=== EXERCISE ===
When the string "params" occurs in a line of the records, show that line.

EXERCISE INPUT START

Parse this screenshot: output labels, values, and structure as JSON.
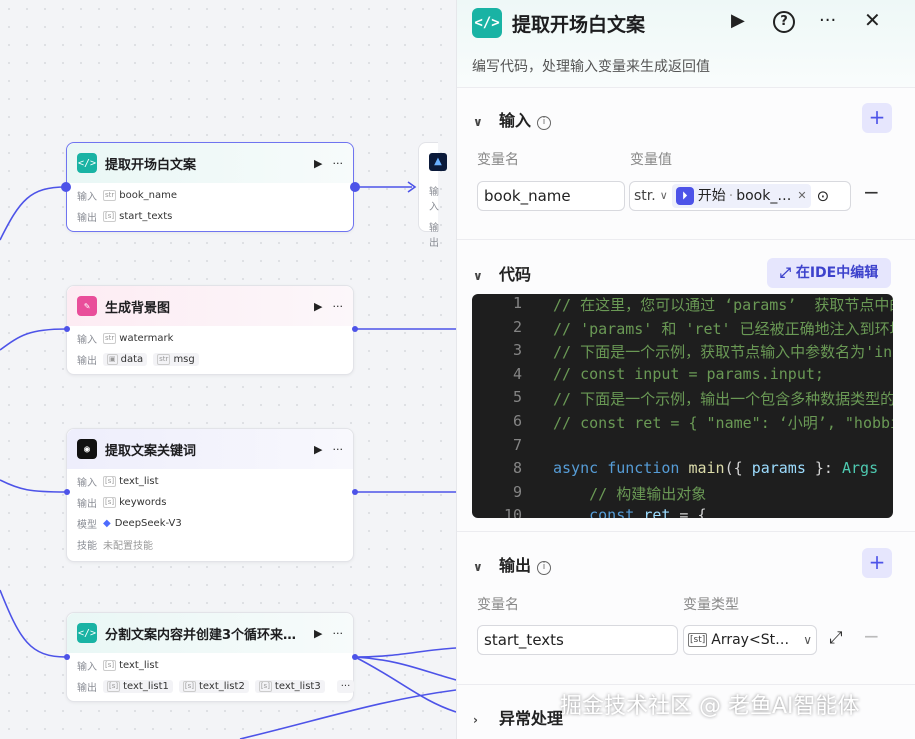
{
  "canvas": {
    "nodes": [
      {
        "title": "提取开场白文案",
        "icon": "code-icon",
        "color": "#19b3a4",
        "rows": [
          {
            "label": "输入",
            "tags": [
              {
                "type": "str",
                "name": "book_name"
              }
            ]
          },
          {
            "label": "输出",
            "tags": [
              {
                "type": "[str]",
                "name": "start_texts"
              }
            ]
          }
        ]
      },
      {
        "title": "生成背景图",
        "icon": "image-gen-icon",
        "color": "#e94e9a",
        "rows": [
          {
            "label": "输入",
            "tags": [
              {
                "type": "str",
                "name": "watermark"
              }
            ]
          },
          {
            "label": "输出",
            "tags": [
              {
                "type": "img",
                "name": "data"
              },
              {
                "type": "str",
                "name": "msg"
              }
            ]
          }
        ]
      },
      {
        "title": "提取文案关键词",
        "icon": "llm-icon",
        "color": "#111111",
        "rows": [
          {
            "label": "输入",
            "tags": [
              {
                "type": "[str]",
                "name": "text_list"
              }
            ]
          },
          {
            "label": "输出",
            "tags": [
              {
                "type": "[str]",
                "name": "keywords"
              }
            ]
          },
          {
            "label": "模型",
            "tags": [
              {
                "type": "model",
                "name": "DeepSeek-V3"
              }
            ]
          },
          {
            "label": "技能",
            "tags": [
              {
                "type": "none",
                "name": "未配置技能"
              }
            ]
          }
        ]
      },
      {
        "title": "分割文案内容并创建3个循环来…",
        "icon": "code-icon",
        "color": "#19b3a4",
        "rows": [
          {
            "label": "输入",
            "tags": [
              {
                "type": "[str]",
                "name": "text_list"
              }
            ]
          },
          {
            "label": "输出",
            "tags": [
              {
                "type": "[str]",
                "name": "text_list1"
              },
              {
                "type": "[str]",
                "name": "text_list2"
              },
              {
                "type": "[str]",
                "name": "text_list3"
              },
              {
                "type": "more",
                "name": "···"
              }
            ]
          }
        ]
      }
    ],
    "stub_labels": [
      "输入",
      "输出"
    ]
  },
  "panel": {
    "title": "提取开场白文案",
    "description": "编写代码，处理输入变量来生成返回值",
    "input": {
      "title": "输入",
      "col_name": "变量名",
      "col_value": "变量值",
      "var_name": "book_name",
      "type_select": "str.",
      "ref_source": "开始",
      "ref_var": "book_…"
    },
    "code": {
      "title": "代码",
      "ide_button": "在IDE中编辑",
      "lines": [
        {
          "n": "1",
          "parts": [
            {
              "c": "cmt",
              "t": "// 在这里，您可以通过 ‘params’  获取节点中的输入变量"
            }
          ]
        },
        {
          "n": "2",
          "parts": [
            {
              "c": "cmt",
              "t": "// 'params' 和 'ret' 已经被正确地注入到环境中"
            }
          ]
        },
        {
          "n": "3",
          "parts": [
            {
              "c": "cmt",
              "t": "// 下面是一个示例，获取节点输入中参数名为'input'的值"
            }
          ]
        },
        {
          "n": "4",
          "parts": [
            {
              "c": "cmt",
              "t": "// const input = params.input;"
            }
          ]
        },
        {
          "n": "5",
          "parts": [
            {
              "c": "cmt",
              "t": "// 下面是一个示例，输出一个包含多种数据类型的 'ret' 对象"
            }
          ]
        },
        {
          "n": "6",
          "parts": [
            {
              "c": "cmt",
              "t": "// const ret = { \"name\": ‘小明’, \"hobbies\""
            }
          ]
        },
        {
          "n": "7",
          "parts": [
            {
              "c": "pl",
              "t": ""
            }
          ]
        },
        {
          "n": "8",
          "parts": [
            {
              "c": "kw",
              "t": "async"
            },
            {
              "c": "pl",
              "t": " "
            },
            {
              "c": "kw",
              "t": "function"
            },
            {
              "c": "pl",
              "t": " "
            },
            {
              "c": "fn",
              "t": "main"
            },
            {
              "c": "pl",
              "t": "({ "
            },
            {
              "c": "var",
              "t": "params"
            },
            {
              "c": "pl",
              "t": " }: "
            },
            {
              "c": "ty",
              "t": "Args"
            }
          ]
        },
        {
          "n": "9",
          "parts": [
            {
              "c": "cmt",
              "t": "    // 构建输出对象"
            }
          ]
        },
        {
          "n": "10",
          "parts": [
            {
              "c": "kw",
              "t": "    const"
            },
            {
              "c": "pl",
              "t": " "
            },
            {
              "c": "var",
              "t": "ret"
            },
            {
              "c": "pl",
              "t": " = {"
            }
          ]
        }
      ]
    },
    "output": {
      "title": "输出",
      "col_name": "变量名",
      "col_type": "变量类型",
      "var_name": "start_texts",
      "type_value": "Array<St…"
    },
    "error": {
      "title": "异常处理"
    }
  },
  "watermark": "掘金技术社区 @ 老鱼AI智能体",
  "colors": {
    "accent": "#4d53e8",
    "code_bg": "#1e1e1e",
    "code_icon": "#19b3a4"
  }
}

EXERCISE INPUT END

=== RESULT BELOW ===
              "t": "// 在这里，您可以通过 ‘params’  获取节点中的输入变量"
              "t": "// 'params' 和 'ret' 已经被正确地注入到环境中"
              "t": "// const input = params.input;"
              "t": "params"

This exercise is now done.